The state of New Jersey has introduced the first intrastate gambling bill in the US, potentially leading the way to the opening of the US egaming market on a state-by-state basis.
The S3167 Senate Bill bill introduced by Senator Raymond Lesniak (D-Union) would enable the state’s Atlantic City casinos to offer online version of their games including poker, blackjack and baccarat. The intrastate system would be regulated by the New Jersey Casino Control Commission, which would establish a new division to oversee operations and licensing.
Casinos holding permits would pay an initial up-front licensing fee of US$200,000, with the yearly renewal to be at least US$100,000. They would also be required to pay US$100,000 non-refundable deposit and a US$100,000 annual fee to be put towards dealing with compulsive gambling.

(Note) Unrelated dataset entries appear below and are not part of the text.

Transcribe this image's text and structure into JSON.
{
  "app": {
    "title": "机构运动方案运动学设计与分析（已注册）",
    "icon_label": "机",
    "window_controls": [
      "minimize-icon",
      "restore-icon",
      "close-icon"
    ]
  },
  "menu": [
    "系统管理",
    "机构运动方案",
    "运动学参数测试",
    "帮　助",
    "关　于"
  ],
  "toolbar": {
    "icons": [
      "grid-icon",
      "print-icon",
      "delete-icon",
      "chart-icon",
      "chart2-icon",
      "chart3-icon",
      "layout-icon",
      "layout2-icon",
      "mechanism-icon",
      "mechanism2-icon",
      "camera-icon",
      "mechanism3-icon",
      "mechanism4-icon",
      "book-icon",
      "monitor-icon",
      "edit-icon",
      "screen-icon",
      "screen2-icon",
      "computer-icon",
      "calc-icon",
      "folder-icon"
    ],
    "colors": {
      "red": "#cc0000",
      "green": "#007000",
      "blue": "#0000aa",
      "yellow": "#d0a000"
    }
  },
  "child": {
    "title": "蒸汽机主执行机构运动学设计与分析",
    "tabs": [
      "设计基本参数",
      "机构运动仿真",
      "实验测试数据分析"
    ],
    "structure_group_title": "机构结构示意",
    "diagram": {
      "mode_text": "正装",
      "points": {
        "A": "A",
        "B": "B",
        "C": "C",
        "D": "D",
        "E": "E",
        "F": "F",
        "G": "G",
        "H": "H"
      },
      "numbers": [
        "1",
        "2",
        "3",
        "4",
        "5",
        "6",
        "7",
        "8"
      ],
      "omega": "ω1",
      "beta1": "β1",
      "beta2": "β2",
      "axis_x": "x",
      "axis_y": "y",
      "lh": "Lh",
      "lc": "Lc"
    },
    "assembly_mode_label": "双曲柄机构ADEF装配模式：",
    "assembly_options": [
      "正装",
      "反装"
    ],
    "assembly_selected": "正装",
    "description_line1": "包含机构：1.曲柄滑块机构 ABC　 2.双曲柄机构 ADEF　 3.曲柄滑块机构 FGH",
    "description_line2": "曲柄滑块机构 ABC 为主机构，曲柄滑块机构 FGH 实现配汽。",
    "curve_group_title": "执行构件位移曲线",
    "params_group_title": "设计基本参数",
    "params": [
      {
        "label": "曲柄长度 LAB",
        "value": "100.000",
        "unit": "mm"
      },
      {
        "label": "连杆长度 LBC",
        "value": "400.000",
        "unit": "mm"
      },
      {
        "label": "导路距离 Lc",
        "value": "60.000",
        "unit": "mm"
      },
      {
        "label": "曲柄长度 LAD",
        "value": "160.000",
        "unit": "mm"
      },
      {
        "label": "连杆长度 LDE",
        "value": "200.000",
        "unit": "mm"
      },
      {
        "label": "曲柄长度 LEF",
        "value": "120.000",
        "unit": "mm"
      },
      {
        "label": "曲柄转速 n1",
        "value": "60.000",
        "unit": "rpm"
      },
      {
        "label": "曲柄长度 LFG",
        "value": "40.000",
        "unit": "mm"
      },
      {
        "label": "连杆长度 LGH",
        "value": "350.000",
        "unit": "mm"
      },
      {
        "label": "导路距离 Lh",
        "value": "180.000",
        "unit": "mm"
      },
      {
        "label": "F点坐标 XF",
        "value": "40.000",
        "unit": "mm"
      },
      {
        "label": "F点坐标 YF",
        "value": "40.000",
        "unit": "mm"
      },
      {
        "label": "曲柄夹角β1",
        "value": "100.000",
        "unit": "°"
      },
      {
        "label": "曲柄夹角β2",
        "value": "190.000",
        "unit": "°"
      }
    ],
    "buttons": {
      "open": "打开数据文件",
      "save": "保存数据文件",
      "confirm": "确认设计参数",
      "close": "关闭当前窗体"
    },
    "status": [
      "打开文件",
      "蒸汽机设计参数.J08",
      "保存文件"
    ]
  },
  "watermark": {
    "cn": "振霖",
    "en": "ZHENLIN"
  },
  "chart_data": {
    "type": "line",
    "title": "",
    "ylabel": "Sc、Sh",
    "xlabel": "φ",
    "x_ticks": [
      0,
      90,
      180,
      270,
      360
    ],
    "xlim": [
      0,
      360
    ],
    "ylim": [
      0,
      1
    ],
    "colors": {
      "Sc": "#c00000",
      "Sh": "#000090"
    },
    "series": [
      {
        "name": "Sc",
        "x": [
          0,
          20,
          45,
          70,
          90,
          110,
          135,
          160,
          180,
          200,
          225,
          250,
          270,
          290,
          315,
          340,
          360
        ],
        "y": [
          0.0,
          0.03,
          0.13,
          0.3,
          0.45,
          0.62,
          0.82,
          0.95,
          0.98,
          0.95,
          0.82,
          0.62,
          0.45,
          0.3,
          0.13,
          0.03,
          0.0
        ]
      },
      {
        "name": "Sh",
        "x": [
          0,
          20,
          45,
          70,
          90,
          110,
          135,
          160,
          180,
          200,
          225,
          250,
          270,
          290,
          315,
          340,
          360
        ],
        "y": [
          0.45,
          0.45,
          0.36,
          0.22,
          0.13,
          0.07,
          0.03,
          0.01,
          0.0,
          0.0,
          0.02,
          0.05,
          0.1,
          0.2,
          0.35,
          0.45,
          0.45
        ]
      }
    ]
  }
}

Permit holders would pay tax of 20% on internet wagering gross revenue, with a portion of these tax revenues channeled to the New Jersey Racing Commission “to be used for the benefit of the horse racing, including but not limited to the augmentation of purses.”
The act would take effect immediately upon new Republican New Jersey Governor Chris Christie signing it into law. Christie will take office tomorrow, Tuesday 19 January.
Previous Democratic incumbent Jon Corzine was supportive of measures to expand gambling provision in the state, last year joining a successful challenge to a federal ban on state-regulated sports betting. Christie’s position on Lesniak’s bill is as yet unclear.
The Interactive Media Entertainment and Gaming Association (iMEGA) was a plaintiff in last year’s suit with Corzine to join a challenge to the federal ban on state-regulated sports betting, and worked with NJ legislators on the new intrastate bill.
iMEGA chairman Joe Brennan said: “New Jersey is recognised as having the toughest gaming regulators in the US, but as a leading gaming state with a long track record of doing things the right way, internet gambling will have a great home here and the opportunity to begin normalising the industry.”
Brennan added that although iMEGA remained supportive of federal efforts to legalise interstate gambling in the US, especially by Congressman Barney Frank and Senator Robert Menendez, he said these efforts “had stalled.”
Brennan said: “If states assert their right to regulate gambling and take a serious look at permitting Internet gambling within their borders, one side effect may be a breaking of the deadlock in the US Congress.”
California and Florida are among the states currently considering authorising intrastate poker as allowed under the Unlawful Internet Gambling Enforcement Act 2006.